Furthermore, the tone-policing of our narratives serves to say the power-imbalances in adoption--the exclusion of adoptees in critical discourse and over-inclusion of adoptive parents and professionals--do not exist and do not fundamentally shape the need for adoptee-centric spaces. We are called "angry" and "ungrateful," accused of not being diplomatic enough when we discuss our own experiences and perceptions.

In five years of writing in adoptee-centric spaces, I can tell you that articles where adoptees address issues seen in adoptive parenting, closely followed by articles addressing agency/pre-adoption practice, garner the most hits and the most dissenting comments. Yesterday's post by Lost Daughter, Trace, collected over 3,000 hits in just a handful of hours followed by two editors monitoring the comments section for 24 hours to ensure adoptee-inclusivity. 
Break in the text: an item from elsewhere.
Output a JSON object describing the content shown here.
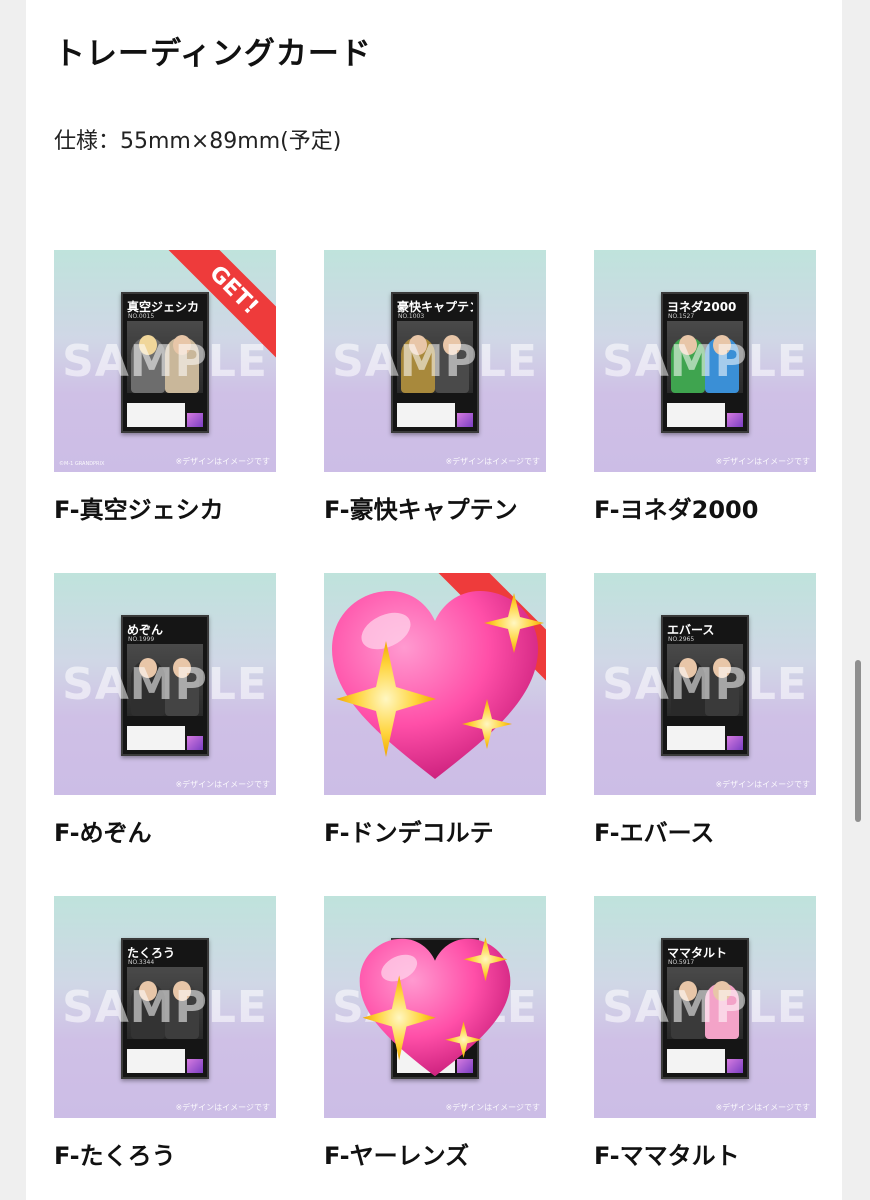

I wish to see this much passion in the form of support just simply because adoptee-centric spaces exist. Guests of adoptee-centric spaces, do you know what a triumph the existence of these spaces is? What courage all of this takes?

I define an adoptee-centric space as one that provides content that may be interesting, validating and universalizing for other adoptees. Not comfortable all the time. Not in agreement all the time. Our authors vary in their own opinions and experiences in adoption and not every adoptee reader loves everything every other adoptee author writes. Regardless, adoptee-centric means by adoptees, for adoptees.

Guests in adoptee-centric spaces, rather than asking for our content to have more of this, or less of that, or be phrased this-way-not-that-way, should consider that a post didn't appeal to you because it was written for someone else. Consider that, the way in which it was written and the very content it had actually had a great deal of meaning and made sense to members of its intended audience. That the intended audience, adult adoptees, have needs that must be met, have perceptions and experiences that are different, and that rising to the occasion to meet adoptees where they're at is worthy of support simply because adoptees are.

Amanda is an editor and founder of Lost Daughters. She is an author, speaker, activist, and licensed social worker who serves children and families as a therapist and consultant in the behavioral health field. Amanda has served the adoption and foster care communities through individual and family clinical work, group work, writing and presenting, and working for positive policy change. Her writing and presentations have reached broad audiences through multiple books, magazines, major news and radio interviews, and conferences, and she has engaged with legislators at the state and congressional levels on adoption policy. You can find her writing in various publishing corners of the adoption world, but mostly here, at Gazillion Voices Magazine, Social Work Helper, and her award-winning personal blog, The Declassified Adoptee.